When I read this odd non-prec per curiam opinion, I had several thoughts. The panel consisted of Judge Newman, who authored the now-overruled Brooks Furniture decision, along with Judge Mayer and Lourie.
First, as a non-prec opinion it went out without the imprimatur of the court as such. Sort of odd since they had asked for additional briefing after remand from SCOTUS.
Second, the opinion refers to Brooks as the “then-authoritative test,” when, in fact, it was a panel decision that had already been chipped away at prior to Octane coming by, and which as I and others have shown was at odds with prior panel decisions of the CAFC. (And, which SCOTUS held was wrong.) It is an interesting choice of words, in other words: it seems defensive.
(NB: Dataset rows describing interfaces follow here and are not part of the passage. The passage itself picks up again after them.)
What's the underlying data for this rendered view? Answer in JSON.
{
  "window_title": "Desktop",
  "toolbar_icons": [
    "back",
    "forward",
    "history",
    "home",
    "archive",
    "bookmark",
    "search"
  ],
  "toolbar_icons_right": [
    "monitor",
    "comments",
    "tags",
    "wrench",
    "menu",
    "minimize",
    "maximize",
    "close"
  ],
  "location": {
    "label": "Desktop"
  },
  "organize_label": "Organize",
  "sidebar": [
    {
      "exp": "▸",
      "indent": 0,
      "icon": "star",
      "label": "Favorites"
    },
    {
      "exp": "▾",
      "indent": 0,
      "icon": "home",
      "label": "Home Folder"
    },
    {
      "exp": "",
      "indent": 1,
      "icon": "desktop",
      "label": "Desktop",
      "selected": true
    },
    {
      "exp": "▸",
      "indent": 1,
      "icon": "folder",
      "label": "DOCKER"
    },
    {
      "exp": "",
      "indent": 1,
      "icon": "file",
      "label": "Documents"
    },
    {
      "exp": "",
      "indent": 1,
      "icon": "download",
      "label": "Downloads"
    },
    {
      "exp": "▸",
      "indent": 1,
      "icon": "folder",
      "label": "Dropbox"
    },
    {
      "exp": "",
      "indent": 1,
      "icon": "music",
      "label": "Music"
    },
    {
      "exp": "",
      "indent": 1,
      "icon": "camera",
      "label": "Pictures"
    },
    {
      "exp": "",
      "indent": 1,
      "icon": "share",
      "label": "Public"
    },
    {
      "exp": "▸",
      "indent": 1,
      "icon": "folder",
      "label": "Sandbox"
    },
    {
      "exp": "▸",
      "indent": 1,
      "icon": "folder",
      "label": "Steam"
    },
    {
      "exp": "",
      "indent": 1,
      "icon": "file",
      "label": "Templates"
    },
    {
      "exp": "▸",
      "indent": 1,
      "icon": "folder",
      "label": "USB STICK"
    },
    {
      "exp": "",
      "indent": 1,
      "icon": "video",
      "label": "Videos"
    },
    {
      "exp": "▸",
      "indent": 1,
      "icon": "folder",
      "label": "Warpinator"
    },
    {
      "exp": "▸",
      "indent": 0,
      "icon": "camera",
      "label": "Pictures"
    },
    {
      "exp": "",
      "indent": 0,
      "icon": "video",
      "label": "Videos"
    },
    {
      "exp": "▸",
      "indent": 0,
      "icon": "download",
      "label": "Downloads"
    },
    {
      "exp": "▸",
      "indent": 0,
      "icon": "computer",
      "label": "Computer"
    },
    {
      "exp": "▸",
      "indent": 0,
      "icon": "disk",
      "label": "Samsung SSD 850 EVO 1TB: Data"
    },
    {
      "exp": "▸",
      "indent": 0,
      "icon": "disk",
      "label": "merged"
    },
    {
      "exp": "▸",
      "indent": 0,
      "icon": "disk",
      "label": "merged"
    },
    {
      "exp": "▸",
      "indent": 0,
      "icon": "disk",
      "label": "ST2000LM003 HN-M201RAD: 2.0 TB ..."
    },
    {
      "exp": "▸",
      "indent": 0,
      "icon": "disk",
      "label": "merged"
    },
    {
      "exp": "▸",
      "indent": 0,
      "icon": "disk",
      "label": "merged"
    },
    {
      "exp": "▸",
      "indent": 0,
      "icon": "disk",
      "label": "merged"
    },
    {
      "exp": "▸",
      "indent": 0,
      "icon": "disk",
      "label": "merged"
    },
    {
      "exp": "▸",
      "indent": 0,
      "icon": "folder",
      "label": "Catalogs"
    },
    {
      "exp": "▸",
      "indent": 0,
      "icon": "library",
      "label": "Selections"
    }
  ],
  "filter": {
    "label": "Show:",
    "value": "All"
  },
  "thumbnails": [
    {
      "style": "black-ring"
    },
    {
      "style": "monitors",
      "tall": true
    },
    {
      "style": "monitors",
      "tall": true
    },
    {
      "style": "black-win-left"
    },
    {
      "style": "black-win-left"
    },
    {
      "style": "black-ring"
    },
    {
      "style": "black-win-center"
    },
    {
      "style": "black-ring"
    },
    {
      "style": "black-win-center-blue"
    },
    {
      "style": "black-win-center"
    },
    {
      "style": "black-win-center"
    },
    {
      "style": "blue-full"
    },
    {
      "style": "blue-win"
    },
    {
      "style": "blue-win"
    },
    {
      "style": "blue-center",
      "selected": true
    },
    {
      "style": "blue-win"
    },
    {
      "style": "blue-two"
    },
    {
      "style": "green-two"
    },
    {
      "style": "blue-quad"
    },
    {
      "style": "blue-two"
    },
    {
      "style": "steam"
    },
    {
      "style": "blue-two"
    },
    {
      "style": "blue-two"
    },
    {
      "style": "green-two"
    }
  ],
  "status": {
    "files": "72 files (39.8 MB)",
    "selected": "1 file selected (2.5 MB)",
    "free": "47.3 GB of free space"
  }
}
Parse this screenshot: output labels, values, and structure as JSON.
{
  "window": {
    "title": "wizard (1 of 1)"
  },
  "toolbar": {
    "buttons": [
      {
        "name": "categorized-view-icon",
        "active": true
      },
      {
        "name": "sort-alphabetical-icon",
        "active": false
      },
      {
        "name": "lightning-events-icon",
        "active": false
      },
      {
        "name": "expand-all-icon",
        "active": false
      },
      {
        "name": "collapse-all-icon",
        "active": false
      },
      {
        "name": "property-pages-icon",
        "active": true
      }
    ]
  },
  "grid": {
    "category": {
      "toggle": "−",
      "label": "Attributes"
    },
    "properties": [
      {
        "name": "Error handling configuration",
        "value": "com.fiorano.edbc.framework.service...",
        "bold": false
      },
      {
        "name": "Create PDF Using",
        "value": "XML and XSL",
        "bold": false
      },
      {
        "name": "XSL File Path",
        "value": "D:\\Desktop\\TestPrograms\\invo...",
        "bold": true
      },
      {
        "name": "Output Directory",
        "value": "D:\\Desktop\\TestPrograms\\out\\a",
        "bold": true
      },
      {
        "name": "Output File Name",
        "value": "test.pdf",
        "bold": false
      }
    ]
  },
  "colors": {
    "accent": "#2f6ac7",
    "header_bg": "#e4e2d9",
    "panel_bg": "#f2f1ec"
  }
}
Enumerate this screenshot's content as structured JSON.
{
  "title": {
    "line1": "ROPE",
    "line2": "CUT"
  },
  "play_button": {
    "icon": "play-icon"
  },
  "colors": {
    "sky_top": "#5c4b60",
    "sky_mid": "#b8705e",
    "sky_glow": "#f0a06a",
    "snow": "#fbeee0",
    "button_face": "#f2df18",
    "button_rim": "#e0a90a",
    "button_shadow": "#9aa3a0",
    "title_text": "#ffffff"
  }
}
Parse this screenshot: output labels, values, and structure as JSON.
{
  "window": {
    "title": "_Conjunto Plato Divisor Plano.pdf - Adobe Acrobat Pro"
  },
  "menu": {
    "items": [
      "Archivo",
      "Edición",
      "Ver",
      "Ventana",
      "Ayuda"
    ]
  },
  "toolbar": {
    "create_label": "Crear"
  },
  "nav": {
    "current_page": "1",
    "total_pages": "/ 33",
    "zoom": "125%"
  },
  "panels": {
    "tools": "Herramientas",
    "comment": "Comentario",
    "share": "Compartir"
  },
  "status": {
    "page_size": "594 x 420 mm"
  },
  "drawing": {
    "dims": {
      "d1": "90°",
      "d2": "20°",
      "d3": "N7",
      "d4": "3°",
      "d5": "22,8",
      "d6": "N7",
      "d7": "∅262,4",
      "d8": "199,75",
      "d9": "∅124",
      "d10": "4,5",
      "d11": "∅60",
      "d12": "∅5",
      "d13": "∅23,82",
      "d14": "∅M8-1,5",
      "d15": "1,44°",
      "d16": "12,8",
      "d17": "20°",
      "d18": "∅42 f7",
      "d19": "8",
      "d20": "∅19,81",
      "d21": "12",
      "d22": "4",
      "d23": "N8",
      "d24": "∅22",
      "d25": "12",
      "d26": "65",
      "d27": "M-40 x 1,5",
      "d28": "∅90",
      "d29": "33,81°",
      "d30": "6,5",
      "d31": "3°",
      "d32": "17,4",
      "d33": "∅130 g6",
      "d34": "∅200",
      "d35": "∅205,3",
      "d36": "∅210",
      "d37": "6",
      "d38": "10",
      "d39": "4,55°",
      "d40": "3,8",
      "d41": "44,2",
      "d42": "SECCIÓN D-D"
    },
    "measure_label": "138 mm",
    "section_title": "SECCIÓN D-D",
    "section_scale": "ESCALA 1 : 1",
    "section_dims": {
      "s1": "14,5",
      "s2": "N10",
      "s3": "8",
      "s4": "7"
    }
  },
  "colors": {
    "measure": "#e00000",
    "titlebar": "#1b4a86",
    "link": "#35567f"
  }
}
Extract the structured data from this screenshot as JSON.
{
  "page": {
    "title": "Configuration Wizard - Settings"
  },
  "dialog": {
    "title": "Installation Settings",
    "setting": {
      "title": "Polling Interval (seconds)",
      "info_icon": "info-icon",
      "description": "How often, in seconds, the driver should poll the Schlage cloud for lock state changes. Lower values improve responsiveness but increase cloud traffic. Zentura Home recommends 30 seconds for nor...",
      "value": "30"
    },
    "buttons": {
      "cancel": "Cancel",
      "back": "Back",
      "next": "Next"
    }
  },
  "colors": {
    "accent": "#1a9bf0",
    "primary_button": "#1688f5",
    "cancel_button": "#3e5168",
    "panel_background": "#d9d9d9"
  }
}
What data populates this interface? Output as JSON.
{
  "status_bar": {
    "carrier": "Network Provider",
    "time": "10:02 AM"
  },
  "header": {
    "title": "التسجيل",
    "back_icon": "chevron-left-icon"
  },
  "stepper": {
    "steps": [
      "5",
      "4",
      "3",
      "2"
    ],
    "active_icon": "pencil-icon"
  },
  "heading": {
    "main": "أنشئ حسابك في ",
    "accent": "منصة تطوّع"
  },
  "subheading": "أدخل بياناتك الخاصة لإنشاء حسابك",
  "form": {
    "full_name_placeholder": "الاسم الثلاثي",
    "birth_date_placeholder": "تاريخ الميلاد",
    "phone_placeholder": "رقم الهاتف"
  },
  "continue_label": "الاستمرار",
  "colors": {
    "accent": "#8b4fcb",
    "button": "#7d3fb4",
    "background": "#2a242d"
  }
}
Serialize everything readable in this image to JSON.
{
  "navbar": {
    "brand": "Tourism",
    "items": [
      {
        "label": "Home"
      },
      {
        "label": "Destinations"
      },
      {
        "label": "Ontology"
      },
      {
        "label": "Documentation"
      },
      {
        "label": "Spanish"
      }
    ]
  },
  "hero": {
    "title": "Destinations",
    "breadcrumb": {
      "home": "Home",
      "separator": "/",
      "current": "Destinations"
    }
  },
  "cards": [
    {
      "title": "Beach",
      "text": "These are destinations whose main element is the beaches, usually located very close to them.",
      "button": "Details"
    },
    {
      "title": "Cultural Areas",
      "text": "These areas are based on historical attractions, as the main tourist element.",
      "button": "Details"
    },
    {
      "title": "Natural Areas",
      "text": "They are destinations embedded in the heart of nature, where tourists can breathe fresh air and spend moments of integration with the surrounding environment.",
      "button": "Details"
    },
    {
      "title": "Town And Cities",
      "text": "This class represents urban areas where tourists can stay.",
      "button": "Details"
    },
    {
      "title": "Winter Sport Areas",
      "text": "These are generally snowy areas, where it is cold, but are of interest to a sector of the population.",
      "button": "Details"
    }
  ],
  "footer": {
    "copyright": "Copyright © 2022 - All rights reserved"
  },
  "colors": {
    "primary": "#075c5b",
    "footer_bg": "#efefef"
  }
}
Finally, the defensiveness or some emotion like it comes through with the panel’s repeated statements that 285 remains an issue for discretion, even in exceptional cases. I don’t know if that was simply a message to remind the district court on remand that there is still discretion to deny fees, or what, but it seemed odd to me in this nonprec per curiam remand.
Just my two cents.